77 years ago the siege of Leningrad was completely lifted

© Форпост Северо-Запад

The Great Patriotic War was one of the most tragic and at the same time heroic pages of the city's history.

Artillery barrages and bombardments, the terrible thirty-degree cold and the lack of any food except 125 grams of bread made from food pulp, oilcake, and wallpaper dust. Such inhumane conditions left little or no chance that Leningrad, surrounded by the Nazis, would survive.

Nevertheless, despite the colossal sacrifices, the civilians who had remained in the enemy's ring continued to fight. They worked at factories for 12-14 hours, often sleeping directly in the shops so as not to waste their last energy on the way home, but did not surrender.

A huge contribution to the defense of the city on the Neva was made by teachers and students of the Mining Institute, who in the summer of 1941 joined the militia and built fortifications near Leningrad, and after the blockade began to produce grenades for the front and were sabotage work behind the German lines.

On September 13, 1941 a partisan detachment of students and teachers of the Mining Institute was sent behind the German lines. Of the 35 rangers, only 17 returned to Leningrad three months later.

The invention of Professor Alexander Kuznetsov stands out among the achievements of the institute scientists of that time. He and a group of co-authors proposed to the military a new explosive substance "Sinal" (Si N Al), created on the basis of aluminum-silicon mixture. Cambrian clay, which was abundant in the city and its suburbs, was used as an active additive. With ammunition in short supply, this innovation was a real scientific breakthrough.
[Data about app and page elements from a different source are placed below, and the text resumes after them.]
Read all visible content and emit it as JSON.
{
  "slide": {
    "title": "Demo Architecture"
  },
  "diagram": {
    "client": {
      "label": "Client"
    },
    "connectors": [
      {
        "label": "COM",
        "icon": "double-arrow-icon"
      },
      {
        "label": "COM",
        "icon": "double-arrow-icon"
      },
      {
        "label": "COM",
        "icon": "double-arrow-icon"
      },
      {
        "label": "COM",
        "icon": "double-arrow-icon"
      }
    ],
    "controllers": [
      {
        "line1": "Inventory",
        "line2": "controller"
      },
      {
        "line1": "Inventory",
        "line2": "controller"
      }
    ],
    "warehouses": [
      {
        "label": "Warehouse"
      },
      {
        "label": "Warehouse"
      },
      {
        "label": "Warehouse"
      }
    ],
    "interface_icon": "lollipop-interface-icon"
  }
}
The simplicity of the technology made it possible to set up mass production of ammunition in the city as early as August. At the Mining Institute, there were two workshops daily producing more than two tons of explosives and every tenth grenade for the Leningrad front. In this regard, the institute became one of the main targets of the Germans. Already by the middle of the war, all buildings here were destroyed to one degree or another. And on February 24, 1942, the first workshop of special production was destroyed by a direct hit of a landmine.

Meanwhile, the Leningrad Mining Institute was officially located in Cheremkhovo, Irkutsk Oblast. It was there that the most valuable equipment and museum collections were evacuated. It was there that some of the students, who, in spite of everything, continued to carry out laboratory work and course projects aimed primarily at replenishing the resource base of the USSR. After all, the country badly needed additional amounts of raw materials for armament production, and, subsequently, for reconstruction of infrastructure destroyed by the Nazis.

A special place among the practical research of the representatives of the Mining institute was occupied by research related to geophysical methods of mineral exploration. For example, senior students carried out electrical surveying work at the Botogol graphite deposit in the Eastern Sayany Mountains and revealed there new large deposits.

"Graphite is the big brother of hard coal. But while coal served as fuel, adding graphite in small doses to molten steel dramatically increased its strength. Due to the logging (electrical prospecting of minerals - ed.) our country during the Great Patriotic War obtained a new source of graphite for high quality armor steel for tanks," says Vitaly Vedernikov, deputy director for science of the Mining Museum.

The miners who returned from evacuation after the end of the siege faced a dismal picture. Not a single intact building remained on the campus of the institute. The institute was irretrievably deprived of more than three thousand square meters of its premises, while the rest required major repairs.